**ABOUT THIS TASK**
Each record must be repeated exactly. None may be dropped.

(Records excerpted from a collection)
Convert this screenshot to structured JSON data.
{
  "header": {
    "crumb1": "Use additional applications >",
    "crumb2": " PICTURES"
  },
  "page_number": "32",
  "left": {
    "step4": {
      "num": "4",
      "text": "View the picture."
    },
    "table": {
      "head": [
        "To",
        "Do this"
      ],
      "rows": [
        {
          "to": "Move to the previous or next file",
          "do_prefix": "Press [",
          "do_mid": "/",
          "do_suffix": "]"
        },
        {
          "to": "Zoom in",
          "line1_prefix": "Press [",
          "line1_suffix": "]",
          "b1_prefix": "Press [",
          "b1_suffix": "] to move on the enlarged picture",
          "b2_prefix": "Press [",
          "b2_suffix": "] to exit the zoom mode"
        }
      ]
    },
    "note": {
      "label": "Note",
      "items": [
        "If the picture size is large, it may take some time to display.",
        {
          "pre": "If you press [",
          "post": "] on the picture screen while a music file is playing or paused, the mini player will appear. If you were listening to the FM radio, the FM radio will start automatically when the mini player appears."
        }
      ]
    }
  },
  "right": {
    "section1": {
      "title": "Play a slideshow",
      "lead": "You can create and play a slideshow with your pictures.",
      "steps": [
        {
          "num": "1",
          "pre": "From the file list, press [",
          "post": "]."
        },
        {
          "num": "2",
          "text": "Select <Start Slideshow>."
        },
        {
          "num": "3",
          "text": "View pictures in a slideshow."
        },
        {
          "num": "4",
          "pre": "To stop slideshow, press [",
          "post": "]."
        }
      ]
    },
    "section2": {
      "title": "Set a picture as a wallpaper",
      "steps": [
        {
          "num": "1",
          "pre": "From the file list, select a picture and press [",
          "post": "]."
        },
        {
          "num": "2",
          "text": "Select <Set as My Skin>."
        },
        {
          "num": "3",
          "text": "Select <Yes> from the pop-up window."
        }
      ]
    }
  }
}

**EXERCISE RESULT**
Convert this screenshot to structured JSON data.
{
  "header": {
    "crumb1": "Use additional applications >",
    "crumb2": " PICTURES"
  },
  "page_number": "32",
  "left": {
    "step4": {
      "num": "4",
      "text": "View the picture."
    },
    "table": {
      "head": [
        "To",
        "Do this"
      ],
      "rows": [
        {
          "to": "Move to the previous or next file",
          "do_prefix": "Press [",
          "do_mid": "/",
          "do_suffix": "]"
        },
        {
          "to": "Zoom in",
          "line1_prefix": "Press [",
          "line1_suffix": "]",
          "b1_prefix": "Press [",
          "b1_suffix": "] to move on the enlarged picture",
          "b2_prefix": "Press [",
          "b2_suffix": "] to exit the zoom mode"
        }
      ]
    },
    "note": {
      "label": "Note",
      "items": [
        "If the picture size is large, it may take some time to display.",
        {
          "pre": "If you press [",
          "post": "] on the picture screen while a music file is playing or paused, the mini player will appear. If you were listening to the FM radio, the FM radio will start automatically when the mini player appears."
        }
      ]
    }
  },
  "right": {
    "section1": {
      "title": "Play a slideshow",
      "lead": "You can create and play a slideshow with your pictures.",
      "steps": [
        {
          "num": "1",
          "pre": "From the file list, press [",
          "post": "]."
        },
        {
          "num": "2",
          "text": "Select <Start Slideshow>."
        },
        {
          "num": "3",
          "text": "View pictures in a slideshow."
        },
        {
          "num": "4",
          "pre": "To stop slideshow, press [",
          "post": "]."
        }
      ]
    },
    "section2": {
      "title": "Set a picture as a wallpaper",
      "steps": [
        {
          "num": "1",
          "pre": "From the file list, select a picture and press [",
          "post": "]."
        },
        {
          "num": "2",
          "text": "Select <Set as My Skin>."
        },
        {
          "num": "3",
          "text": "Select <Yes> from the pop-up window."
        }
      ]
    }
  }
}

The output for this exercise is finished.